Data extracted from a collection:
▬▬▬▬▬▬▬▬▬▬
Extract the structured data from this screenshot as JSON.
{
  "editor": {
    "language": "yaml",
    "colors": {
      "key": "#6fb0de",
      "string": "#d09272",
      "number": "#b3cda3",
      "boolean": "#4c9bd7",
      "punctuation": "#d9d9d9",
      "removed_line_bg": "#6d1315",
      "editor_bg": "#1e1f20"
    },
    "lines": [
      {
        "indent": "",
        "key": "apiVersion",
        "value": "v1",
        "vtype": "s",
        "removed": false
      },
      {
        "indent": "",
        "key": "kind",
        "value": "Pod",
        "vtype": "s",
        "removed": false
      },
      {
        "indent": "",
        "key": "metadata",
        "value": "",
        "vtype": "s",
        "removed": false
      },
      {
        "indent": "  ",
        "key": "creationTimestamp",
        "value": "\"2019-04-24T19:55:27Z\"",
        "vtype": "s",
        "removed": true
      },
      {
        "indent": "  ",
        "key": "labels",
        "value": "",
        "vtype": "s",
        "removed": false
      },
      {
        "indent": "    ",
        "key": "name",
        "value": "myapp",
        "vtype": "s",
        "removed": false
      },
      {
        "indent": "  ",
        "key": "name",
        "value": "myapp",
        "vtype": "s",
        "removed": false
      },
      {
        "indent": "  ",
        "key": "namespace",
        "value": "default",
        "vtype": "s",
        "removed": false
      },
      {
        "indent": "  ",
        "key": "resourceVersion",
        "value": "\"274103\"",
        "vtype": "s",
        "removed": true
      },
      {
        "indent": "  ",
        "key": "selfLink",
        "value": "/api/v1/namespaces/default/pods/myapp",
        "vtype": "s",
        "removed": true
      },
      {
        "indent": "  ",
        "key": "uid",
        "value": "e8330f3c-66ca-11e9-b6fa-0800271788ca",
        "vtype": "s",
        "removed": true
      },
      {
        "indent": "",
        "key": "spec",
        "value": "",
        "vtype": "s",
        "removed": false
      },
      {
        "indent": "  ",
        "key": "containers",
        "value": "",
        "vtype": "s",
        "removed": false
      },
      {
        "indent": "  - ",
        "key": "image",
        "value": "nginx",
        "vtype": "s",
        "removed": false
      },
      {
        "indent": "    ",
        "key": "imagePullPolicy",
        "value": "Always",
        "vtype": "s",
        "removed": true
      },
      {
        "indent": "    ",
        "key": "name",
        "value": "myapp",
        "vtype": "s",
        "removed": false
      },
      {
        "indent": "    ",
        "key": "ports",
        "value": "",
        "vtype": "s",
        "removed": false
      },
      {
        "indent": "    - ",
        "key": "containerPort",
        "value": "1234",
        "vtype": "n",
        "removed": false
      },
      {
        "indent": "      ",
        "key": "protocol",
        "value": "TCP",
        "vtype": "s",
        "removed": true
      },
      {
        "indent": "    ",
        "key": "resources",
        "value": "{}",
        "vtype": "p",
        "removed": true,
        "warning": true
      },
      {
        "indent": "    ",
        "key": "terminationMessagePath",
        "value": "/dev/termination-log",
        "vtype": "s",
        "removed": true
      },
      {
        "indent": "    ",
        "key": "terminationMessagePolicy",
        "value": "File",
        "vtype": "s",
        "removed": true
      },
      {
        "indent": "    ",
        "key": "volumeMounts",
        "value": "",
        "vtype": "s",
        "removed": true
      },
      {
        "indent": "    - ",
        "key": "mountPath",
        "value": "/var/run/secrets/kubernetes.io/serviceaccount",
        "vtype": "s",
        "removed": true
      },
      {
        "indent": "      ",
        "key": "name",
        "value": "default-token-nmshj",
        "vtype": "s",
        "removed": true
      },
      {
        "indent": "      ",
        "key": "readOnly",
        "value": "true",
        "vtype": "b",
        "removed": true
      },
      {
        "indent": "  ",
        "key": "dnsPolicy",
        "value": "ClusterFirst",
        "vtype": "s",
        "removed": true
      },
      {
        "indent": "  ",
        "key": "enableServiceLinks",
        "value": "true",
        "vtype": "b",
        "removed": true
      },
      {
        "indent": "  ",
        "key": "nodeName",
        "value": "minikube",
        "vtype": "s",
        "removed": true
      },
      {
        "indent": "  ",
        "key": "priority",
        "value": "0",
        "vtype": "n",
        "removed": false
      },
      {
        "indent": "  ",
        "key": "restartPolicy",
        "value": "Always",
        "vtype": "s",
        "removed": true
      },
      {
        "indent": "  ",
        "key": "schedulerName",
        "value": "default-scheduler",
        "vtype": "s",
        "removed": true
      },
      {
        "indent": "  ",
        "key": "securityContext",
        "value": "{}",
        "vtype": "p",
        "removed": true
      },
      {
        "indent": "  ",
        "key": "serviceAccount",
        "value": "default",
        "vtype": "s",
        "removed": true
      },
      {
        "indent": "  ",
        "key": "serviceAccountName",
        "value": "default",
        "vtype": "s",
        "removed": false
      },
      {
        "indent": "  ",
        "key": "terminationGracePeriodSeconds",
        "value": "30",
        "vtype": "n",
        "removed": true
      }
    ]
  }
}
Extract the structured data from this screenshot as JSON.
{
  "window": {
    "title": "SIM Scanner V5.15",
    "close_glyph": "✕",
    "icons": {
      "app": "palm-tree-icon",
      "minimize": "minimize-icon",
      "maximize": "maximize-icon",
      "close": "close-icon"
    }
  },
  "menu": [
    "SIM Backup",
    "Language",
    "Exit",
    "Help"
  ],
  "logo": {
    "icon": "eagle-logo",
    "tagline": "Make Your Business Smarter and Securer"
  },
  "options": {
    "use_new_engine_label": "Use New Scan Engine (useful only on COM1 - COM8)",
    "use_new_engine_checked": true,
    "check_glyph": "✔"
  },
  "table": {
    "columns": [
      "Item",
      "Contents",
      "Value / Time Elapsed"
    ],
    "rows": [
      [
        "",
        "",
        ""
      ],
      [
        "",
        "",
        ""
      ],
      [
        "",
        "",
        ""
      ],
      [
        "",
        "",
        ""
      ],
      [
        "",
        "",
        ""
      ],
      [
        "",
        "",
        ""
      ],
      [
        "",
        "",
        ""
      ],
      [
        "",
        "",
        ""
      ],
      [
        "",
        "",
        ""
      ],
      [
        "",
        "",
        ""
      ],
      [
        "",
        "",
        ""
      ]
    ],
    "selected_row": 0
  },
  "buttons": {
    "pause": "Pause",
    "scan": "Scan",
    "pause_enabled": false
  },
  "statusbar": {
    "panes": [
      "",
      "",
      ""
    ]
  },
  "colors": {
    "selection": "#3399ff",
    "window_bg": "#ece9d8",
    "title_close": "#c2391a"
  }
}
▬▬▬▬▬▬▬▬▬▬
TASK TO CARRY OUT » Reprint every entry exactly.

SOLUTION FOR THIS EXERCISE »
Extract the structured data from this screenshot as JSON.
{
  "editor": {
    "language": "yaml",
    "colors": {
      "key": "#6fb0de",
      "string": "#d09272",
      "number": "#b3cda3",
      "boolean": "#4c9bd7",
      "punctuation": "#d9d9d9",
      "removed_line_bg": "#6d1315",
      "editor_bg": "#1e1f20"
    },
    "lines": [
      {
        "indent": "",
        "key": "apiVersion",
        "value": "v1",
        "vtype": "s",
        "removed": false
      },
      {
        "indent": "",
        "key": "kind",
        "value": "Pod",
        "vtype": "s",
        "removed": false
      },
      {
        "indent": "",
        "key": "metadata",
        "value": "",
        "vtype": "s",
        "removed": false
      },
      {
        "indent": "  ",
        "key": "creationTimestamp",
        "value": "\"2019-04-24T19:55:27Z\"",
        "vtype": "s",
        "removed": true
      },
      {
        "indent": "  ",
        "key": "labels",
        "value": "",
        "vtype": "s",
        "removed": false
      },
      {
        "indent": "    ",
        "key": "name",
        "value": "myapp",
        "vtype": "s",
        "removed": false
      },
      {
        "indent": "  ",
        "key": "name",
        "value": "myapp",
        "vtype": "s",
        "removed": false
      },
      {
        "indent": "  ",
        "key": "namespace",
        "value": "default",
        "vtype": "s",
        "removed": false
      },
      {
        "indent": "  ",
        "key": "resourceVersion",
        "value": "\"274103\"",
        "vtype": "s",
        "removed": true
      },
      {
        "indent": "  ",
        "key": "selfLink",
        "value": "/api/v1/namespaces/default/pods/myapp",
        "vtype": "s",
        "removed": true
      },
      {
        "indent": "  ",
        "key": "uid",
        "value": "e8330f3c-66ca-11e9-b6fa-0800271788ca",
        "vtype": "s",
        "removed": true
      },
      {
        "indent": "",
        "key": "spec",
        "value": "",
        "vtype": "s",
        "removed": false
      },
      {
        "indent": "  ",
        "key": "containers",
        "value": "",
        "vtype": "s",
        "removed": false
      },
      {
        "indent": "  - ",
        "key": "image",
        "value": "nginx",
        "vtype": "s",
        "removed": false
      },
      {
        "indent": "    ",
        "key": "imagePullPolicy",
        "value": "Always",
        "vtype": "s",
        "removed": true
      },
      {
        "indent": "    ",
        "key": "name",
        "value": "myapp",
        "vtype": "s",
        "removed": false
      },
      {
        "indent": "    ",
        "key": "ports",
        "value": "",
        "vtype": "s",
        "removed": false
      },
      {
        "indent": "    - ",
        "key": "containerPort",
        "value": "1234",
        "vtype": "n",
        "removed": false
      },
      {
        "indent": "      ",
        "key": "protocol",
        "value": "TCP",
        "vtype": "s",
        "removed": true
      },
      {
        "indent": "    ",
        "key": "resources",
        "value": "{}",
        "vtype": "p",
        "removed": true,
        "warning": true
      },
      {
        "indent": "    ",
        "key": "terminationMessagePath",
        "value": "/dev/termination-log",
        "vtype": "s",
        "removed": true
      },
      {
        "indent": "    ",
        "key": "terminationMessagePolicy",
        "value": "File",
        "vtype": "s",
        "removed": true
      },
      {
        "indent": "    ",
        "key": "volumeMounts",
        "value": "",
        "vtype": "s",
        "removed": true
      },
      {
        "indent": "    - ",
        "key": "mountPath",
        "value": "/var/run/secrets/kubernetes.io/serviceaccount",
        "vtype": "s",
        "removed": true
      },
      {
        "indent": "      ",
        "key": "name",
        "value": "default-token-nmshj",
        "vtype": "s",
        "removed": true
      },
      {
        "indent": "      ",
        "key": "readOnly",
        "value": "true",
        "vtype": "b",
        "removed": true
      },
      {
        "indent": "  ",
        "key": "dnsPolicy",
        "value": "ClusterFirst",
        "vtype": "s",
        "removed": true
      },
      {
        "indent": "  ",
        "key": "enableServiceLinks",
        "value": "true",
        "vtype": "b",
        "removed": true
      },
      {
        "indent": "  ",
        "key": "nodeName",
        "value": "minikube",
        "vtype": "s",
        "removed": true
      },
      {
        "indent": "  ",
        "key": "priority",
        "value": "0",
        "vtype": "n",
        "removed": false
      },
      {
        "indent": "  ",
        "key": "restartPolicy",
        "value": "Always",
        "vtype": "s",
        "removed": true
      },
      {
        "indent": "  ",
        "key": "schedulerName",
        "value": "default-scheduler",
        "vtype": "s",
        "removed": true
      },
      {
        "indent": "  ",
        "key": "securityContext",
        "value": "{}",
        "vtype": "p",
        "removed": true
      },
      {
        "indent": "  ",
        "key": "serviceAccount",
        "value": "default",
        "vtype": "s",
        "removed": true
      },
      {
        "indent": "  ",
        "key": "serviceAccountName",
        "value": "default",
        "vtype": "s",
        "removed": false
      },
      {
        "indent": "  ",
        "key": "terminationGracePeriodSeconds",
        "value": "30",
        "vtype": "n",
        "removed": true
      }
    ]
  }
}
Extract the structured data from this screenshot as JSON.
{
  "window": {
    "title": "SIM Scanner V5.15",
    "close_glyph": "✕",
    "icons": {
      "app": "palm-tree-icon",
      "minimize": "minimize-icon",
      "maximize": "maximize-icon",
      "close": "close-icon"
    }
  },
  "menu": [
    "SIM Backup",
    "Language",
    "Exit",
    "Help"
  ],
  "logo": {
    "icon": "eagle-logo",
    "tagline": "Make Your Business Smarter and Securer"
  },
  "options": {
    "use_new_engine_label": "Use New Scan Engine (useful only on COM1 - COM8)",
    "use_new_engine_checked": true,
    "check_glyph": "✔"
  },
  "table": {
    "columns": [
      "Item",
      "Contents",
      "Value / Time Elapsed"
    ],
    "rows": [
      [
        "",
        "",
        ""
      ],
      [
        "",
        "",
        ""
      ],
      [
        "",
        "",
        ""
      ],
      [
        "",
        "",
        ""
      ],
      [
        "",
        "",
        ""
      ],
      [
        "",
        "",
        ""
      ],
      [
        "",
        "",
        ""
      ],
      [
        "",
        "",
        ""
      ],
      [
        "",
        "",
        ""
      ],
      [
        "",
        "",
        ""
      ],
      [
        "",
        "",
        ""
      ]
    ],
    "selected_row": 0
  },
  "buttons": {
    "pause": "Pause",
    "scan": "Scan",
    "pause_enabled": false
  },
  "statusbar": {
    "panes": [
      "",
      "",
      ""
    ]
  },
  "colors": {
    "selection": "#3399ff",
    "window_bg": "#ece9d8",
    "title_close": "#c2391a"
  }
}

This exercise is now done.